Data provided START
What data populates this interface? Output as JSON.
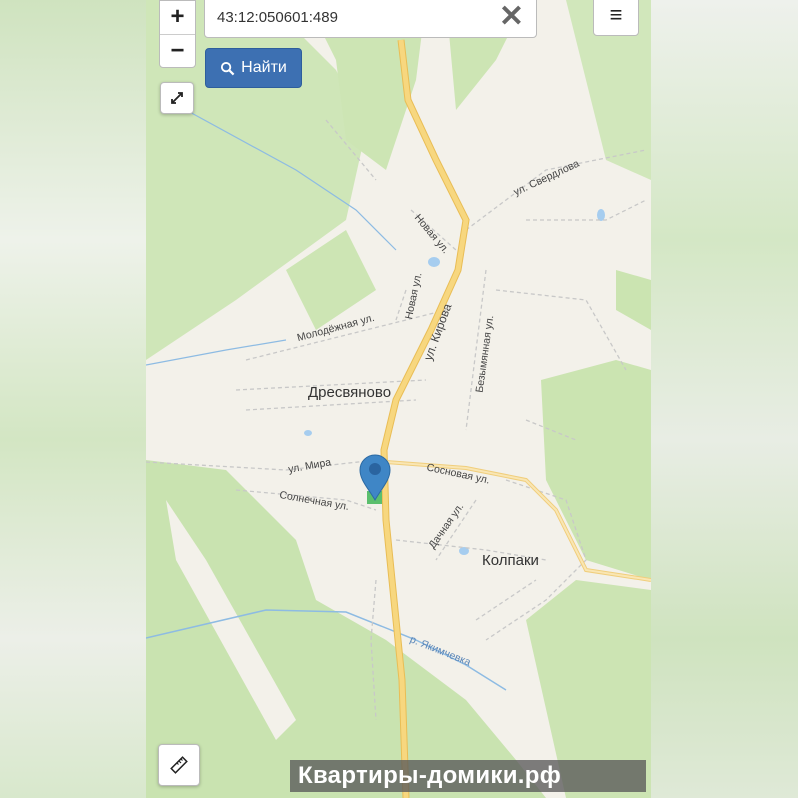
{
  "search": {
    "value": "43:12:050601:489",
    "clear_icon": "close-icon"
  },
  "buttons": {
    "find_label": "Найти",
    "zoom_in": "+",
    "zoom_out": "−",
    "menu": "≡"
  },
  "places": {
    "village1": "Дресвяново",
    "village2": "Колпаки"
  },
  "streets": {
    "kirova": "ул. Кирова",
    "sverdlova": "ул. Свердлова",
    "novaya1": "Новая ул.",
    "novaya2": "Новая ул.",
    "molodezhnaya": "Молодёжная ул.",
    "bezymyannaya": "Безымянная ул.",
    "mira": "ул. Мира",
    "sosnovaya": "Сосновая ул.",
    "solnechnaya": "Солнечная ул.",
    "dachnaya": "Дачная ул.",
    "river": "р. Якимчевка"
  },
  "watermark": "Квартиры-домики.рф",
  "colors": {
    "accent": "#3d70b2",
    "marker": "#3f86c6",
    "road_main": "#f5cf73",
    "forest": "#c9e3b0",
    "water": "#8dbbe3"
  }
}
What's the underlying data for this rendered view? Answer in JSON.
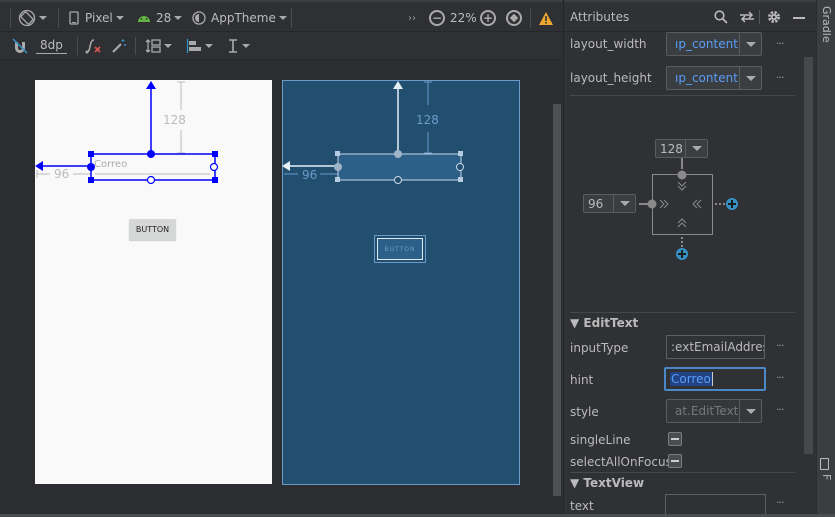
{
  "toolbar_top": {
    "orientation_icon": "rotate-device-icon",
    "device": "Pixel",
    "api_level": "28",
    "theme": "AppTheme",
    "overflow": "››",
    "zoom_level": "22%",
    "warning_icon": "warning-icon"
  },
  "toolbar_second": {
    "margin_default": "8dp"
  },
  "design": {
    "edittext_hint": "Correo",
    "button_label": "BUTTON",
    "margin_top": "128",
    "margin_start": "96"
  },
  "blueprint": {
    "button_label": "BUTTON",
    "margin_top": "128",
    "margin_start": "96"
  },
  "attributes": {
    "title": "Attributes",
    "layout_width": {
      "label": "layout_width",
      "value": "ıp_content"
    },
    "layout_height": {
      "label": "layout_height",
      "value": "ıp_content"
    },
    "constraint_widget": {
      "top_margin": "128",
      "start_margin": "96"
    },
    "edittext_section": "EditText",
    "input_type": {
      "label": "inputType",
      "value": ":extEmailAddress"
    },
    "hint": {
      "label": "hint",
      "value": "Correo"
    },
    "style": {
      "label": "style",
      "value": "at.EditText"
    },
    "single_line": {
      "label": "singleLine"
    },
    "select_all_on_focus": {
      "label": "selectAllOnFocus"
    },
    "textview_section": "TextView",
    "text": {
      "label": "text",
      "value": ""
    },
    "more": "···"
  },
  "side_tabs": {
    "gradle": "Gradle",
    "device_file": "Device F"
  },
  "colors": {
    "accent_blue": "#0000ff",
    "blueprint_bg": "#224e70",
    "plus_blue": "#3592c4",
    "warning": "#f0a732",
    "selection": "#214283"
  }
}
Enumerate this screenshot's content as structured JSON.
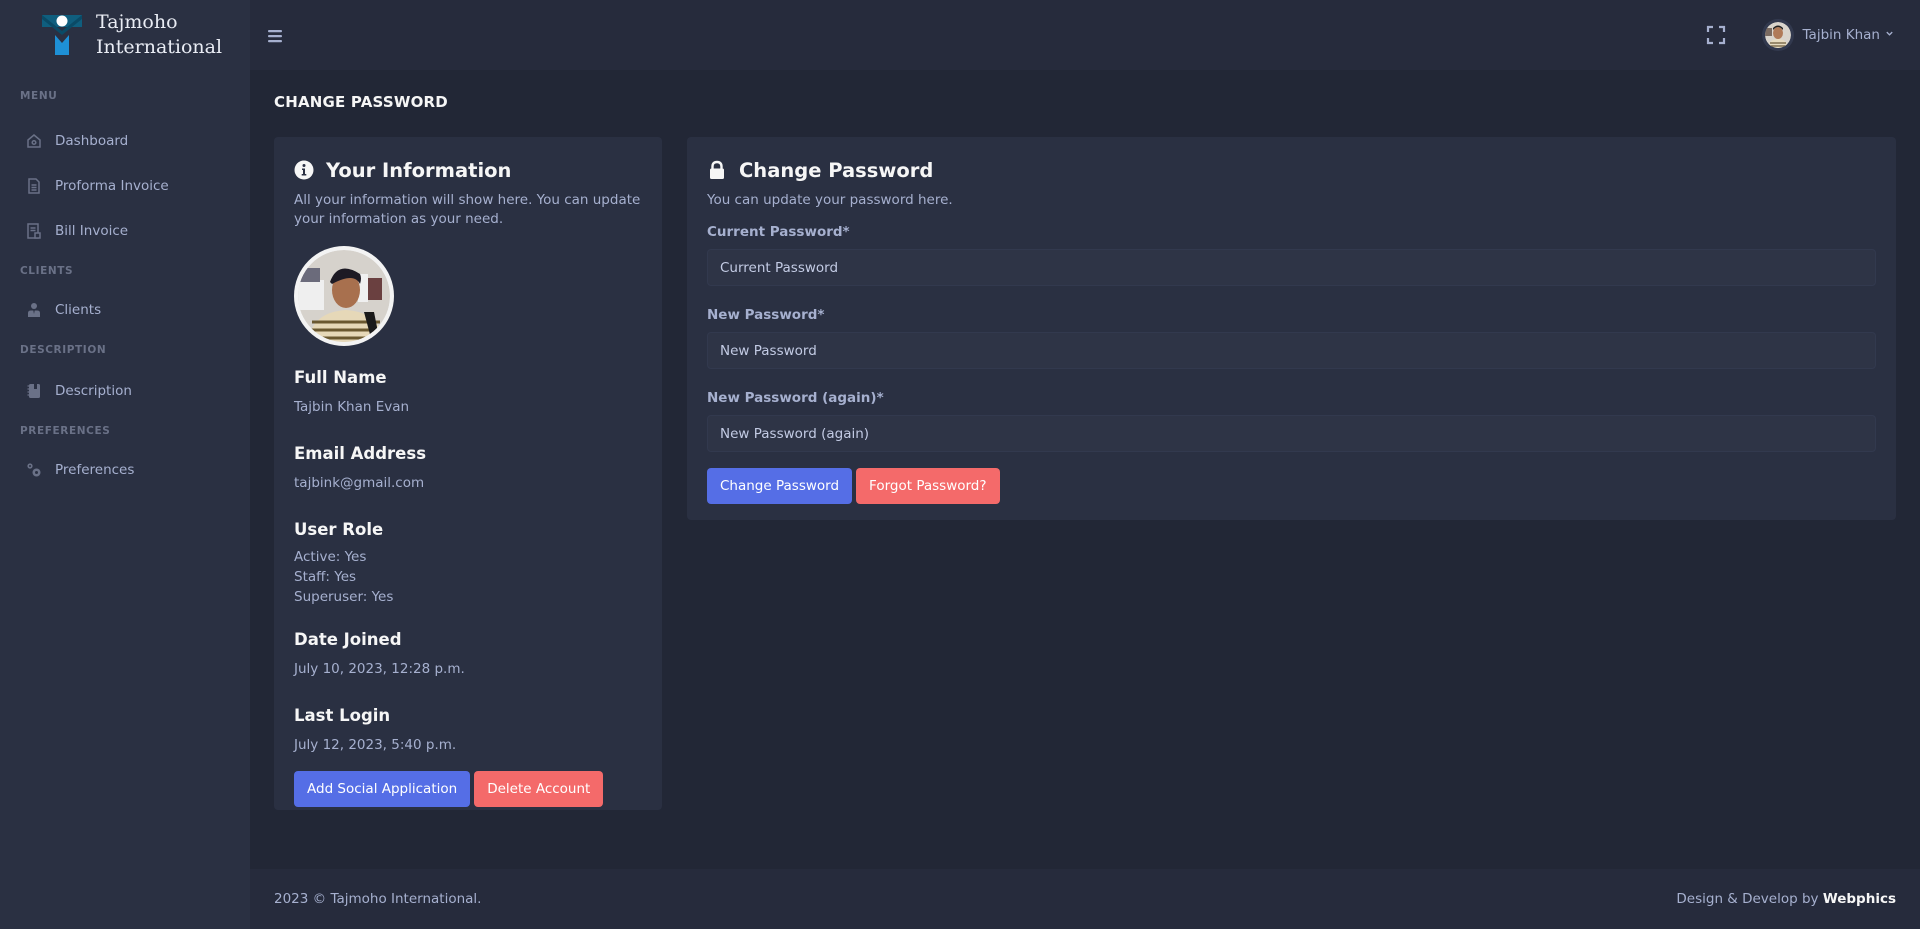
{
  "brand": {
    "name_line1": "Tajmoho",
    "name_line2": "International",
    "logo_colors": {
      "bar": "#0f5e7e",
      "stem": "#1e90d6",
      "dot": "#ffffff"
    }
  },
  "sidebar": {
    "sections": [
      {
        "title": "MENU",
        "items": [
          {
            "label": "Dashboard",
            "icon": "home-icon"
          },
          {
            "label": "Proforma Invoice",
            "icon": "document-icon"
          },
          {
            "label": "Bill Invoice",
            "icon": "receipt-icon"
          }
        ]
      },
      {
        "title": "CLIENTS",
        "items": [
          {
            "label": "Clients",
            "icon": "user-tie-icon"
          }
        ]
      },
      {
        "title": "DESCRIPTION",
        "items": [
          {
            "label": "Description",
            "icon": "notebook-icon"
          }
        ]
      },
      {
        "title": "PREFERENCES",
        "items": [
          {
            "label": "Preferences",
            "icon": "gears-icon"
          }
        ]
      }
    ]
  },
  "header": {
    "user_name": "Tajbin Khan",
    "caret": "⌄"
  },
  "page": {
    "title": "CHANGE PASSWORD"
  },
  "info_card": {
    "title": "Your Information",
    "subtitle": "All your information will show here. You can update your information as your need.",
    "fields": {
      "full_name": {
        "label": "Full Name",
        "value": "Tajbin Khan Evan"
      },
      "email": {
        "label": "Email Address",
        "value": "tajbink@gmail.com"
      },
      "role": {
        "label": "User Role",
        "active": "Active: Yes",
        "staff": "Staff: Yes",
        "superuser": "Superuser: Yes"
      },
      "date_joined": {
        "label": "Date Joined",
        "value": "July 10, 2023, 12:28 p.m."
      },
      "last_login": {
        "label": "Last Login",
        "value": "July 12, 2023, 5:40 p.m."
      }
    },
    "buttons": {
      "add_social": "Add Social Application",
      "delete_account": "Delete Account"
    }
  },
  "password_card": {
    "title": "Change Password",
    "subtitle": "You can update your password here.",
    "current": {
      "label": "Current Password*",
      "placeholder": "Current Password",
      "value": ""
    },
    "new": {
      "label": "New Password*",
      "placeholder": "New Password",
      "value": ""
    },
    "again": {
      "label": "New Password (again)*",
      "placeholder": "New Password (again)",
      "value": ""
    },
    "buttons": {
      "change": "Change Password",
      "forgot": "Forgot Password?"
    }
  },
  "footer": {
    "copyright": "2023 © Tajmoho International.",
    "credit_prefix": "Design & Develop by ",
    "credit_brand": "Webphics"
  },
  "colors": {
    "primary": "#556ee6",
    "danger": "#f46a6a",
    "sidebar_bg": "#2a3042",
    "body_bg": "#222736"
  }
}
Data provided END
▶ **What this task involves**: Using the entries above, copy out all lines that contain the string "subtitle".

▶ **Your solution**:
    "subtitle": "All your information will show here. You can update your information as your need.",
    "subtitle": "You can update your password here.",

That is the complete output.